Phoenix – In a series of hearings earlier this year around the state, members of the special task force on higher education heard two basic complaints. First is the question of how to get a four-year degree if you don't
happen to live close to one of the state's three universities. At a full committee meeting Thursday, Christy Farley, lobbyist for Northern Arizona University, said her school already is trying to address that. It has what it calls 2-plus-2 programs at
many community college campuses. She said more are in the works. But Thomas Henry, president of Mohave Community College, said that deals with only half the issue.
(Pricing. Pricing is everything. It costs more money to attend the university than the community college. And rightly so. It's a different animal. And I just want to say that in no way did I intend at all to offend NAU. It's a great university. It's a regional university. They do a great job. But they have limited resources. They're trying to hold together a university. So they do have to pull back. So it's a question of pricing and investment and accessibility.)
State Rep. Ted Downing said the issue of money is important. But he said lawmakers need to recongize that it is impossible to be all things to all people -- at least not in a financially responsible way. For
example, he said one person testified at one of those hearings around the state that he wanted to be able to get his bachelor's degree in drama at Eastern Arizona College in Safford.
(And we have people likewise that would like to get a bachelor's degree in anthropology at Northland Pioneer. So we've got aspirations of young people that have to be matched up with the fact of the realities of money. We just can't afford to deliver every degree in every place in every part of the state.)
Don Isaacson, who lobbies for the privately owned University of Phoenix and other for-profit schools also said lawmakers should not expand the role of community
colleges. He said there are ways to get a four-year degree on community college campuses, pointing not only to NAU's 2-plus-2 program but also current and planned programs by some of his clients to do the same. But that drew a cool response from Rep. Laura Knaperek, long a champion of four-year community colleges. She

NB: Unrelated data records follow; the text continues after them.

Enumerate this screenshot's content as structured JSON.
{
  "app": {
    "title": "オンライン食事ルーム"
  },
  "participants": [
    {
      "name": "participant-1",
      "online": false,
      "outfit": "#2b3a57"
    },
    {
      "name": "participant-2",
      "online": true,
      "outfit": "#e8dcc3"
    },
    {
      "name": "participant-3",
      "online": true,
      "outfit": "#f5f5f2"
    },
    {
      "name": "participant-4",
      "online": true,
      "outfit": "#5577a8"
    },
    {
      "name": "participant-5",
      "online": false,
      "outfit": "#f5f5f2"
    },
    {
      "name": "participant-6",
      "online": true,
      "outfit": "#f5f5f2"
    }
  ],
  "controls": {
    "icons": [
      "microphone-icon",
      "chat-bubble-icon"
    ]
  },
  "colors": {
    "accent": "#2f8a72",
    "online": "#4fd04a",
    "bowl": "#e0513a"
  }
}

suggested that few students whose degrees aren't being subsidized by their employers could afford to go to those private schools. Isaacson said that problem could
be solved if the state were to provide some financial aid to these students.
(I think going with a program of a million or five million, even at $1,500, is enough in combination with some other grants-in-aid and loans, to put a student
over the top. And I do think the private sector can have the capacity to take a big part of the population, with the state not paying for it fully, with the state
But Knaperek said she still intends to push legislation this coming session to open the door to at least some four-year degrees at community colleges. In Phoenix, for Arizona Public Radio this is Howard Fischer.